Last Friday, rancher Michael Swails was sentenced to 60 days in jail, and another five years probation, for abandoning over 100 cows to die. (Click here, here and here to read background of the case.) Swails was originally charged with 120 counts of cruelty to animals, a recognition that each animal in the herd suffered from lack of food and clean water. Unfortunately, at trial in November jurors found Swails guilty only on five misdemeanor charges.
If Mr. Swails was a vegetable farmer facing financial problems, abandoning a field to weeds would be an understandable decision, but to abandon animals that you are legally responsible for without food, day after day, is incomprehensible.
Although we feel that Mr. Swails was deserving of a much stiffer penalty, we are pleased that the judge defied the pleas of local cattlemen who packed the courtroom last week in Naples and delivered a sentence that included jail time.

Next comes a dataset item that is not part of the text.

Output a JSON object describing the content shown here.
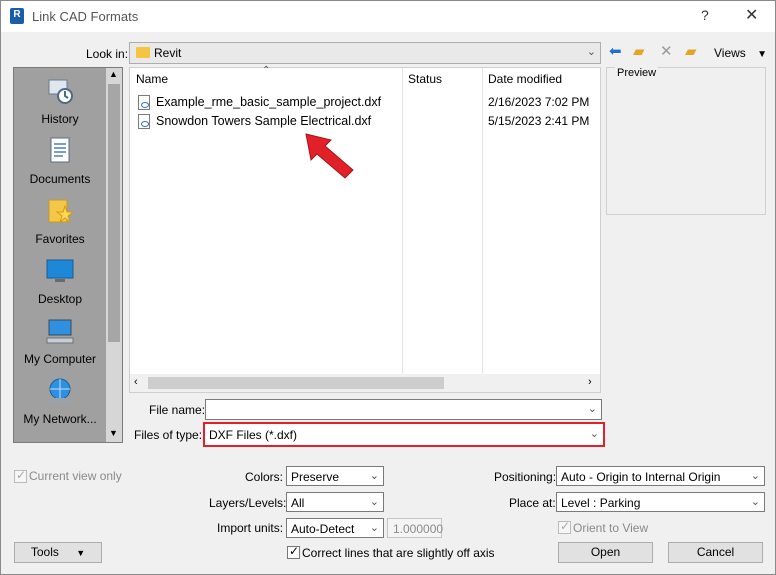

At sentencing, Judge Elizabeth Krier cited Florida’s historic 2002 ban on the cruel confinement of pregnant pigs in factory farms as evidence that Floridians believe all animals—including “farm animals” deserve protection from abuse and neglect.
Please send Judge Krier a letter of thanks for taking this case seriously.
Hon. Elizabeth V. Krier
Collier County Government Complex
3301 Tamiami Trail E.
Naples, FL 34112
Fax: (239) 774-9654
Compared to a previous, similar case, Swails’ sentence could be seen as progress. In 2002, thousands of chickens starved to death and another 180,000 were euthanized after Cypress Foods, an egg farm in Pasco County, when the company ran out of money. The market for eggs had turned sour, and at the time it cost the farm more to feed the chickens than the farm would get by selling the eggs, so the chickens were abandoned. Despite activist’s pleas, no criminal charges were filed.